■ **Exercise aim**:
Scan the data beneath this task and copy each line that includes "Harami".

■ **Component data from apps and pages**:
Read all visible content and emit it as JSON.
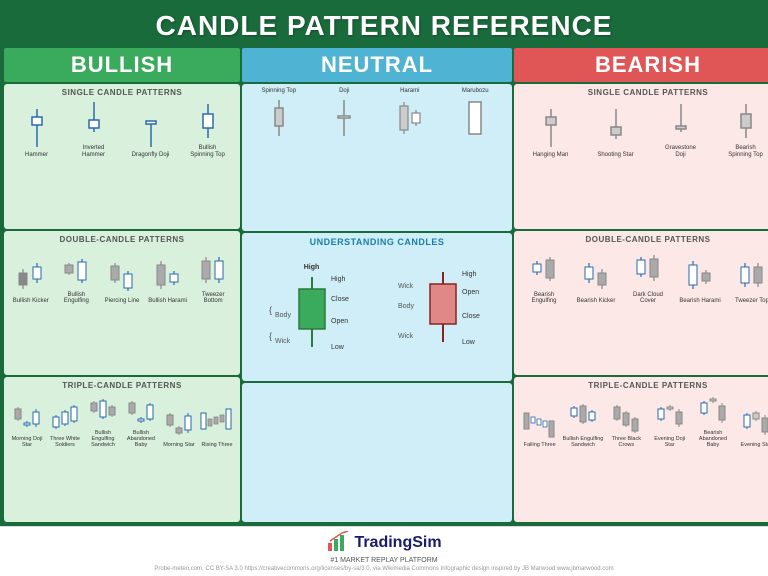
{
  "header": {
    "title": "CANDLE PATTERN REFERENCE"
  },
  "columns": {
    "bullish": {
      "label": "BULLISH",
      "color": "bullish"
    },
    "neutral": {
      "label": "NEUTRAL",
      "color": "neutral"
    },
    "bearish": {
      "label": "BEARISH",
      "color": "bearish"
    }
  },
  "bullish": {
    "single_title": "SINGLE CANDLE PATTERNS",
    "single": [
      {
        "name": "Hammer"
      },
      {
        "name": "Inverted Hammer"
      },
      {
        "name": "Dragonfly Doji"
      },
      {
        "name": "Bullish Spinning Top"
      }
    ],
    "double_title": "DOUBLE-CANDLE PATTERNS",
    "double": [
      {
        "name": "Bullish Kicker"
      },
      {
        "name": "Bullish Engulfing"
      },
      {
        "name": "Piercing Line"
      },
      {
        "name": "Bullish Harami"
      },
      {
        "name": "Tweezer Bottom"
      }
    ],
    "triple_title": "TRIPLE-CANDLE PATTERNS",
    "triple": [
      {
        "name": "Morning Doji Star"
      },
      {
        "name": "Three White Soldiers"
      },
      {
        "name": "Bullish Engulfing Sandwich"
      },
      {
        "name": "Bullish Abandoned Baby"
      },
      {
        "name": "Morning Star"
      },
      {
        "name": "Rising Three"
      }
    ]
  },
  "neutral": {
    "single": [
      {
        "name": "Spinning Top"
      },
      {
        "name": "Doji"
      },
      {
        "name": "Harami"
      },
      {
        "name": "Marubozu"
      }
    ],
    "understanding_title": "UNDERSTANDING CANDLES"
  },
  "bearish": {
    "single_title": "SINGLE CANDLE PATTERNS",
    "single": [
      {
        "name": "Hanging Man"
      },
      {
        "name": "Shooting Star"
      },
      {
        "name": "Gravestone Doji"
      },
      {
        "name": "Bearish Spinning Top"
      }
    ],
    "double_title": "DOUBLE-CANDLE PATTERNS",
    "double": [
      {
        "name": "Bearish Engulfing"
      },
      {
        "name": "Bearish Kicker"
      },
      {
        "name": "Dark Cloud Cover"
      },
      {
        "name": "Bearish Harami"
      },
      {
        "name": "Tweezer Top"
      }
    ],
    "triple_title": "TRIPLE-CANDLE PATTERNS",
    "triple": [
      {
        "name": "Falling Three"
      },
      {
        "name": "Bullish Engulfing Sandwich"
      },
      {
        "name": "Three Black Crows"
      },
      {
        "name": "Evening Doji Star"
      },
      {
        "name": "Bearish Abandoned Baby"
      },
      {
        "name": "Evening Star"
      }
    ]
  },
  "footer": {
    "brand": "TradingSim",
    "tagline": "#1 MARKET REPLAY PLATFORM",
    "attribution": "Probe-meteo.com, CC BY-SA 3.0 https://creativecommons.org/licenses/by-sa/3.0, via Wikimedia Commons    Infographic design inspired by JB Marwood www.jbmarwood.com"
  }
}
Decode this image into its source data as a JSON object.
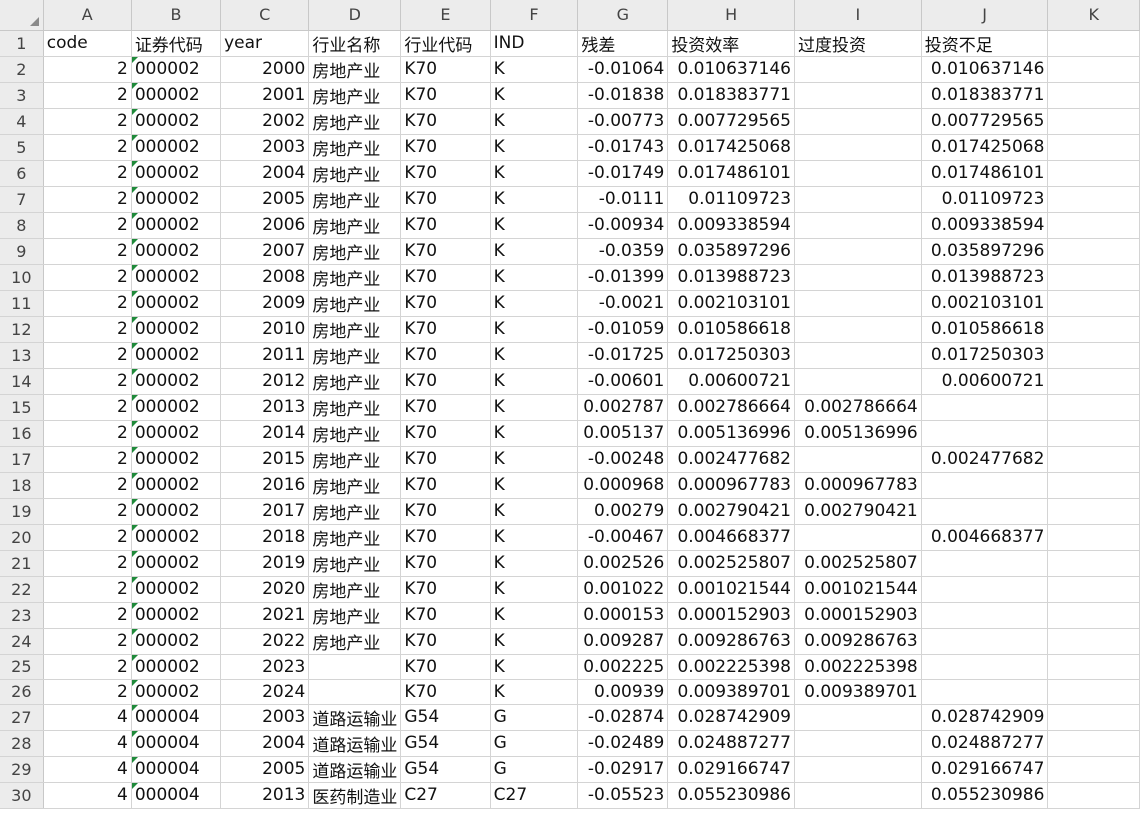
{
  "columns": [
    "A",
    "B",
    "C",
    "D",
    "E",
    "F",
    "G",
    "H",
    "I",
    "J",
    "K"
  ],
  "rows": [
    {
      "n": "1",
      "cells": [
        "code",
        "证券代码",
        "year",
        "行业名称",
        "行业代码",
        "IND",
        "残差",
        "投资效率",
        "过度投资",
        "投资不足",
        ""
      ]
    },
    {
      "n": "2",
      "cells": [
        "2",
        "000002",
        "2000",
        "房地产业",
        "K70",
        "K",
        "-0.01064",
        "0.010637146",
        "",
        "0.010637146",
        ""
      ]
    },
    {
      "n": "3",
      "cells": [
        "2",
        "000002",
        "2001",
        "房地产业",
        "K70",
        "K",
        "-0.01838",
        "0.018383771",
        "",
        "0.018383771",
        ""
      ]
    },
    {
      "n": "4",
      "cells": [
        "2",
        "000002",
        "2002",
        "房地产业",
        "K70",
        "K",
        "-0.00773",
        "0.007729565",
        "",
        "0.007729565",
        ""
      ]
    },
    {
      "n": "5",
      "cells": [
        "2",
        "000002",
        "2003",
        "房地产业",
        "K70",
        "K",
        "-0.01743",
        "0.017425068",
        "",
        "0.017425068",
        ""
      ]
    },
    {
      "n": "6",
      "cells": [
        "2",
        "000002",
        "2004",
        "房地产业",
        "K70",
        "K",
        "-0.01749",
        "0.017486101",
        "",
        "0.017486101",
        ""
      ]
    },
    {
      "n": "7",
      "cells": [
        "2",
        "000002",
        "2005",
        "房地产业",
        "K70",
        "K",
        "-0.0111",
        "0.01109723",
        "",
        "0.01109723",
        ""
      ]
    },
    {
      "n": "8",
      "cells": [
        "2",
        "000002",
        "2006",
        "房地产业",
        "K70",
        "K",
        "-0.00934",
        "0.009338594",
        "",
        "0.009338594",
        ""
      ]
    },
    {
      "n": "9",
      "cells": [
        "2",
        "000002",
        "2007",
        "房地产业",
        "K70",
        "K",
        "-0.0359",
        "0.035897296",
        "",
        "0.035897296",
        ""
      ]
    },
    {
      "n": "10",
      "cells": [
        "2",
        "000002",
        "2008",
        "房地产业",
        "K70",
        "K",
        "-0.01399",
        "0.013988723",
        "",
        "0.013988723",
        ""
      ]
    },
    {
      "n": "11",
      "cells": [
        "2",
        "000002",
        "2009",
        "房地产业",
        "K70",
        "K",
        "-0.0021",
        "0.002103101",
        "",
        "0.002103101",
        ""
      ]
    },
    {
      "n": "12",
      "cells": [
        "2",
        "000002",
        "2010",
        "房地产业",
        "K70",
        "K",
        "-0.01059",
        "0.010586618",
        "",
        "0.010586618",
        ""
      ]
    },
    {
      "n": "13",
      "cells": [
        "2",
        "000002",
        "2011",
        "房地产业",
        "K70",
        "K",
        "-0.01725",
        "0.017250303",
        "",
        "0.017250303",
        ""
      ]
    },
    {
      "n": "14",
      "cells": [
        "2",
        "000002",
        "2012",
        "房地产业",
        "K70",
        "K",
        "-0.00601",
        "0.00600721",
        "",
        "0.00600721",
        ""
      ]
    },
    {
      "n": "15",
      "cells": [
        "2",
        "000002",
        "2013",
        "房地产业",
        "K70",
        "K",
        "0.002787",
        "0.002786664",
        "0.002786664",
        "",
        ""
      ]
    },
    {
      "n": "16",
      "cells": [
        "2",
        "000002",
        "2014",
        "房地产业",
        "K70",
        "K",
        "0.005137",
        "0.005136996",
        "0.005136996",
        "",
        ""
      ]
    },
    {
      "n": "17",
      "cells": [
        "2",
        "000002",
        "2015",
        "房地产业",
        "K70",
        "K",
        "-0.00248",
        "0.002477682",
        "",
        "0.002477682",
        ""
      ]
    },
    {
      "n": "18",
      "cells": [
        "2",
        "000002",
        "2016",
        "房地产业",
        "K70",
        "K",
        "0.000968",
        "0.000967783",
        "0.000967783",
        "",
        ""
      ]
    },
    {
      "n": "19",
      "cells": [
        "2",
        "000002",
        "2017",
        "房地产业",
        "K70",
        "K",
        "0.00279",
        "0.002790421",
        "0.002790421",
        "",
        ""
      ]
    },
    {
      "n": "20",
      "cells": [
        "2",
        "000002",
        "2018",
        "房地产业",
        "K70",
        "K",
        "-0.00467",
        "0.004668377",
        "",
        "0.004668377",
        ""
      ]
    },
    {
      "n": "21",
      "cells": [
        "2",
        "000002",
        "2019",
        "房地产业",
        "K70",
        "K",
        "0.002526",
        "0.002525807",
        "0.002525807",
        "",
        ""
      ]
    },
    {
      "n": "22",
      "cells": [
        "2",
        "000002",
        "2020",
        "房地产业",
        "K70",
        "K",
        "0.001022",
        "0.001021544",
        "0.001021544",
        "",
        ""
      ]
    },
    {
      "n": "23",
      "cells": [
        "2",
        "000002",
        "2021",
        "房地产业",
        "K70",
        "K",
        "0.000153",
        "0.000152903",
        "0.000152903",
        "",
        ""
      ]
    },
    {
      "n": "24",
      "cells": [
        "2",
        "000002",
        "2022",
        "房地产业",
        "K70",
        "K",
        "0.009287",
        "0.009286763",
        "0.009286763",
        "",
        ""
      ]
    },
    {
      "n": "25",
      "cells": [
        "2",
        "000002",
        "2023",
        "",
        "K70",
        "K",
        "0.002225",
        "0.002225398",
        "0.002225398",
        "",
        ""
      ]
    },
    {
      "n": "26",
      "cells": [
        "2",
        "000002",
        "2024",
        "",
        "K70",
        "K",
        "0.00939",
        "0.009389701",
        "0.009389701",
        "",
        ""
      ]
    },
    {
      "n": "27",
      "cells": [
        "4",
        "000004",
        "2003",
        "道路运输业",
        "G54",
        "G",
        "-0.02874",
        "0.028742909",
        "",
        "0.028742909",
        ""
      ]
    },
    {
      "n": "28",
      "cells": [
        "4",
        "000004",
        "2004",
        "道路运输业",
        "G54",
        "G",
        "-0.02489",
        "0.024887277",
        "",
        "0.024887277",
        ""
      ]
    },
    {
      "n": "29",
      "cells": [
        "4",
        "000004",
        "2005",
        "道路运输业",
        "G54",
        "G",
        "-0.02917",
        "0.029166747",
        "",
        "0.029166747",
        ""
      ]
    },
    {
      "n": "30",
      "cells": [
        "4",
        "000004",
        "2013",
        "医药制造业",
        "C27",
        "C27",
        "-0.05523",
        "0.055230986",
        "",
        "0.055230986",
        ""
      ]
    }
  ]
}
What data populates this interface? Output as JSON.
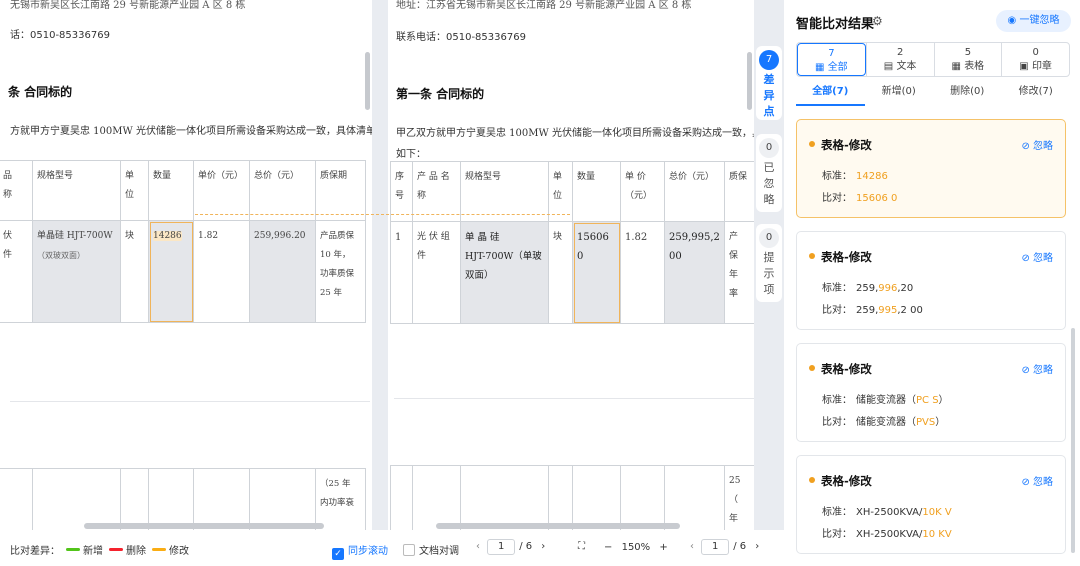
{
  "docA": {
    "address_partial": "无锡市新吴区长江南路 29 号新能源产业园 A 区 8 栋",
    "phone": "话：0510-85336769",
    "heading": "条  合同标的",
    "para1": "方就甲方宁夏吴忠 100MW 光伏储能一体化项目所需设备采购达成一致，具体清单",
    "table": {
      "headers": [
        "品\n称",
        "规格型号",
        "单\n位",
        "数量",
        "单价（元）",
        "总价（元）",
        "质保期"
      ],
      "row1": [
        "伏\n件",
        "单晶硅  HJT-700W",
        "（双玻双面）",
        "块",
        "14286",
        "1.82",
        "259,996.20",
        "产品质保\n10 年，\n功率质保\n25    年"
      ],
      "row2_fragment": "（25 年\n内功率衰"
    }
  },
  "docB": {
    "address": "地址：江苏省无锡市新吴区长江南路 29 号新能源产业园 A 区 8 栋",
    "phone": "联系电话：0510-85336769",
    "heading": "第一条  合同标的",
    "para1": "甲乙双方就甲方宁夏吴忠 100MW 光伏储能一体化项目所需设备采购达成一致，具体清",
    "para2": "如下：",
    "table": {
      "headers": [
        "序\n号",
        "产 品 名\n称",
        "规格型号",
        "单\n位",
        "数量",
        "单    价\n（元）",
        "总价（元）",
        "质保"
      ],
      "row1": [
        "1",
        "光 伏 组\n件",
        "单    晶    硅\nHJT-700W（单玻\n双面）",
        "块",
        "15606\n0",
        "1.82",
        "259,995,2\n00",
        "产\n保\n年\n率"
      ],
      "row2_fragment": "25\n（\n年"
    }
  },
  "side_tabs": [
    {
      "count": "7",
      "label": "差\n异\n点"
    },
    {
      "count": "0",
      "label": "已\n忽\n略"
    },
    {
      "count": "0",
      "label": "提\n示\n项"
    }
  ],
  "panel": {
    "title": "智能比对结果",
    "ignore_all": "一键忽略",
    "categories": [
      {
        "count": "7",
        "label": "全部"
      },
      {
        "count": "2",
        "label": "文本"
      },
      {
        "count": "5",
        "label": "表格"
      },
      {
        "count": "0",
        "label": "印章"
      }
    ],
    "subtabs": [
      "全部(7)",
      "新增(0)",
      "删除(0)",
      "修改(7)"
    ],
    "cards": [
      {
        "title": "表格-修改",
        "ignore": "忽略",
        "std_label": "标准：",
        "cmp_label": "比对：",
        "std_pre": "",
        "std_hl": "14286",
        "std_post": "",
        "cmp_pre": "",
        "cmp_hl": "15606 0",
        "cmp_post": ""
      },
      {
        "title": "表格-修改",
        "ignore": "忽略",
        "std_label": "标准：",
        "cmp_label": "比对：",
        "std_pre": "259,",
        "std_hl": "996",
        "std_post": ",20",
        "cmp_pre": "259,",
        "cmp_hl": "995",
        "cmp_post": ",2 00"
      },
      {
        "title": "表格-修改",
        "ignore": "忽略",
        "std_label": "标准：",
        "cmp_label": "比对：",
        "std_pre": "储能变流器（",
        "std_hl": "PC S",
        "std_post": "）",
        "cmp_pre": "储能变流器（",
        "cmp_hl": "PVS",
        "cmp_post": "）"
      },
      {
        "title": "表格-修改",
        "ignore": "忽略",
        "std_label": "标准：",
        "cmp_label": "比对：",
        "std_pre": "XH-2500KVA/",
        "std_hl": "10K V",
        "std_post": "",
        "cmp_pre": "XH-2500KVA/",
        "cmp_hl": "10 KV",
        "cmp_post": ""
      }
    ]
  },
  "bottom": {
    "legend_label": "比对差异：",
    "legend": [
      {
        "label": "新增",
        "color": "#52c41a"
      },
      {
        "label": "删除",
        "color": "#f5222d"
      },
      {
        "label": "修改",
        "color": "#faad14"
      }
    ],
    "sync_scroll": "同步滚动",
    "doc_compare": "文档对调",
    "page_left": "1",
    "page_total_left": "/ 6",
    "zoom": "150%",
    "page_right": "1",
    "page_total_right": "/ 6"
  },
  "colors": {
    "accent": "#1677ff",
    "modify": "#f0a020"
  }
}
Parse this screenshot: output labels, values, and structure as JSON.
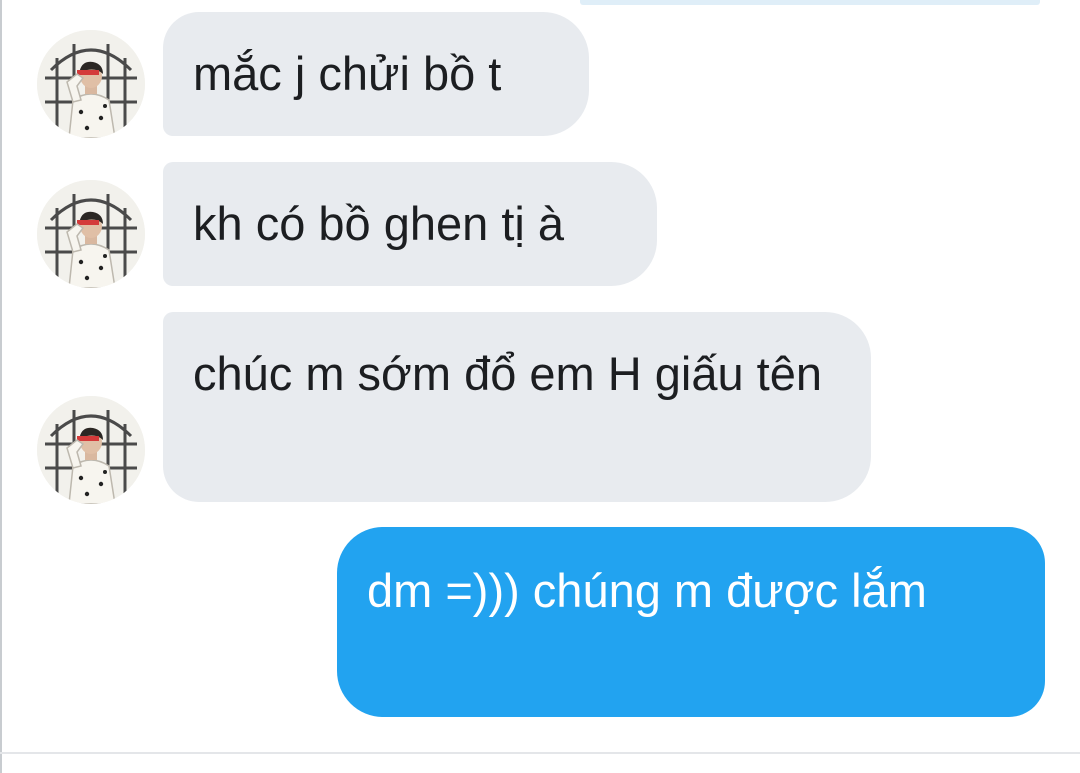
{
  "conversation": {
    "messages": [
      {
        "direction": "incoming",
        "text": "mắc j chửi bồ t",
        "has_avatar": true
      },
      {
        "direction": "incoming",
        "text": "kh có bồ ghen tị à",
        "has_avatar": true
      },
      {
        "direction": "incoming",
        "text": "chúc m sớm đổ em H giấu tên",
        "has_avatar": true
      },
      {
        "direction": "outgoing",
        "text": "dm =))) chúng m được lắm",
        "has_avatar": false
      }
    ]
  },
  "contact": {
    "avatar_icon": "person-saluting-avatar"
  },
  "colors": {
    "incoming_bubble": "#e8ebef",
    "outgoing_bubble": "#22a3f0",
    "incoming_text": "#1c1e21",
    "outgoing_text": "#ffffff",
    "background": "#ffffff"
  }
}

■ **Answer section**:
        "name": "Bullish Harami"
        "name": "Harami"
        "name": "Bearish Harami"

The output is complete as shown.